- Not paying at all and leaving their table after eating without settling the bill.
- Attempting to pay at the end of service with a fraudulent or stolen credit card, and when it declines, your patrons proceed to run.
"14% of restaurant owners surveyed have noticed an increase in the number of customers coming to their establishment and intentionally leaving (or attempting to leave) without paying” - Restaurant Association Survey, NZ
If you're running a bar or restaurant, it can be difficult to spot a 'dine and dasher' before they strike, which is why it's so important to preemptively expect this to occur and put some protective systems in place.
Our number one tip for preventing customers leaving without paying in the hospitality industry is to install credit card pre-authorisation on your Eftpos terminal.
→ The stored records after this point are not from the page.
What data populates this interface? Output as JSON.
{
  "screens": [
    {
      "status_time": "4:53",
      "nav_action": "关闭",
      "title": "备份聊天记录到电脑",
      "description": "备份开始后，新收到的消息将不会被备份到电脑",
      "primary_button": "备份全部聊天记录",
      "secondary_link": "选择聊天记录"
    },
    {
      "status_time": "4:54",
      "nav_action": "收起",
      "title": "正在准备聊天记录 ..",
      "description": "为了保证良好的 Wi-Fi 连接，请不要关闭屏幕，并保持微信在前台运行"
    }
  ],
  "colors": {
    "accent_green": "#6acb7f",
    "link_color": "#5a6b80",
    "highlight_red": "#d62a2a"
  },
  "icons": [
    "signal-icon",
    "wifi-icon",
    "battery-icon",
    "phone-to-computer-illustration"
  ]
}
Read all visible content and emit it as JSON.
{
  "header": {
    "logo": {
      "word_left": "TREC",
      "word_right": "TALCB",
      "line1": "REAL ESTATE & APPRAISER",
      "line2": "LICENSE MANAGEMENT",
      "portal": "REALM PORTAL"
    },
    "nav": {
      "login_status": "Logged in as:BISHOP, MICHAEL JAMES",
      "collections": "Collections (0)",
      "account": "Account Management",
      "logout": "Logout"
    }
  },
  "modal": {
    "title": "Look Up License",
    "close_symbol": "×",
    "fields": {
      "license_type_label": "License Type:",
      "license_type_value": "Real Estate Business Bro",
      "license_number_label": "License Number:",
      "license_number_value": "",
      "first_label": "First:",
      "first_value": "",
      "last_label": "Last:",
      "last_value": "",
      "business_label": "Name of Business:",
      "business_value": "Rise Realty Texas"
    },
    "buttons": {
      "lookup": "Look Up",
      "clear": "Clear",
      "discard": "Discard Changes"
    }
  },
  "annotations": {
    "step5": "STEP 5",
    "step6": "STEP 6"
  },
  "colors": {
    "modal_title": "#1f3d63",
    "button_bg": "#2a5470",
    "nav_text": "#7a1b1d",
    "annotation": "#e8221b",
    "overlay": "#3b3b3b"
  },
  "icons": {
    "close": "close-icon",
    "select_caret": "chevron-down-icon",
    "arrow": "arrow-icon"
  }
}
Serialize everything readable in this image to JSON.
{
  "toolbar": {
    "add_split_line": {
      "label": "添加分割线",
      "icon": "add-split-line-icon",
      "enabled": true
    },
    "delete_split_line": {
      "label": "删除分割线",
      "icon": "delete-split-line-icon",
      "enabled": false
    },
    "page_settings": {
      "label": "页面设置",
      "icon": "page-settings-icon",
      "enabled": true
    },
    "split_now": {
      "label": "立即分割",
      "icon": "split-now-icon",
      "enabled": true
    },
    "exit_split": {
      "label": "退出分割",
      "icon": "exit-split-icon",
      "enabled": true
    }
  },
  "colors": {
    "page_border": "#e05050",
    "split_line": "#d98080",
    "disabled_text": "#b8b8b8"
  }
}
Credit card pre-auths allow you to check that your customer has enough credit available to pay the expected cost of your goods or services. The pre-auth also validates that the card isn’t blocked due to being stolen.
You can even simply 'status check' a card, which sends a $0.00 pre-auth to the card’s issuing bank to make sure the credit card is valid and that there are no blocks on the card i.e. the card is not stolen. This is the perfect deterrent for people who have stolen credit cards that are likely to decline after they have already consumed their meal.
For more information on exactly how credit car pre-authorisation works and how it could help to secure your hospitality business and get you out of a few sticky situations, make sure to download our FREE guide below.
Editors note: blog content updated on April 20, 2020